TRY IT
Lines from the records below that contain the word "JSON" are to be copied out.

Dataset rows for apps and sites
───
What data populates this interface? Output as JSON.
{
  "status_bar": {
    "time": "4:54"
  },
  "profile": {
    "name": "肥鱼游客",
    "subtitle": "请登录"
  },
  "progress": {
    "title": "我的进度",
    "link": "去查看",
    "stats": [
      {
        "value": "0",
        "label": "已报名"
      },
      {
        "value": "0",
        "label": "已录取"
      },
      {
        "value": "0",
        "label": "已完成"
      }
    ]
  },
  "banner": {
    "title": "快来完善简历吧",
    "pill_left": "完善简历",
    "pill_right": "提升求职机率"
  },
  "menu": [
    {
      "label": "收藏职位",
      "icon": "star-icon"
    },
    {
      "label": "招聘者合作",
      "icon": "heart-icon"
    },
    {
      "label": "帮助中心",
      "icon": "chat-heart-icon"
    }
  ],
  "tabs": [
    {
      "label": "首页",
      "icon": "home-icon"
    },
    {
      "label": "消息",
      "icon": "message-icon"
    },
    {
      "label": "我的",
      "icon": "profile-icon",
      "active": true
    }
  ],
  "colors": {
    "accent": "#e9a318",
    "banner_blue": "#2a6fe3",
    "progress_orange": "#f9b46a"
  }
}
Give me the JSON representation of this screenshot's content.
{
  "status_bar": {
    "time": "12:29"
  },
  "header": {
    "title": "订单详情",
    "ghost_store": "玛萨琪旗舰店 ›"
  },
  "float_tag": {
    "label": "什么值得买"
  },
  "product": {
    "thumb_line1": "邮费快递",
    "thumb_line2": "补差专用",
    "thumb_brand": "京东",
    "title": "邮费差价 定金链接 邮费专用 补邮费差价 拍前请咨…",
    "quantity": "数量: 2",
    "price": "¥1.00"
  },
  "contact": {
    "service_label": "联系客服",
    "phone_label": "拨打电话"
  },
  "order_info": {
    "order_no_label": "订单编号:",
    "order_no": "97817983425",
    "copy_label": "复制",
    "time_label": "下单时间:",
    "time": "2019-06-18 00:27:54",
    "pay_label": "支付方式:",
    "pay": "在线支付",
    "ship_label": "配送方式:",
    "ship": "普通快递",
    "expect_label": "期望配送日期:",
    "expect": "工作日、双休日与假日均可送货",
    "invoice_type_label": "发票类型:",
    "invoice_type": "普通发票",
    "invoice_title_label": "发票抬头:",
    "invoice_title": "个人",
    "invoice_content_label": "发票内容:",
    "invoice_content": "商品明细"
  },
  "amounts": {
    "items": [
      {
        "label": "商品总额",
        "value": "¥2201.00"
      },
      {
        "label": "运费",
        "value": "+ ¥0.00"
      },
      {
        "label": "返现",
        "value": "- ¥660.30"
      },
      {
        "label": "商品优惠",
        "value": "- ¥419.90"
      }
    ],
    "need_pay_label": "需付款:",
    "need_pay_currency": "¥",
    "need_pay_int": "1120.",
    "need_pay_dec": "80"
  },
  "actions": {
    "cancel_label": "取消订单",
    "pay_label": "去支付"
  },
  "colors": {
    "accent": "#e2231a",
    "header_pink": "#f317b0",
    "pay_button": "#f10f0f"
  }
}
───
COMPLETED TASK
What data populates this interface? Output as JSON.
Give me the JSON representation of this screenshot's content.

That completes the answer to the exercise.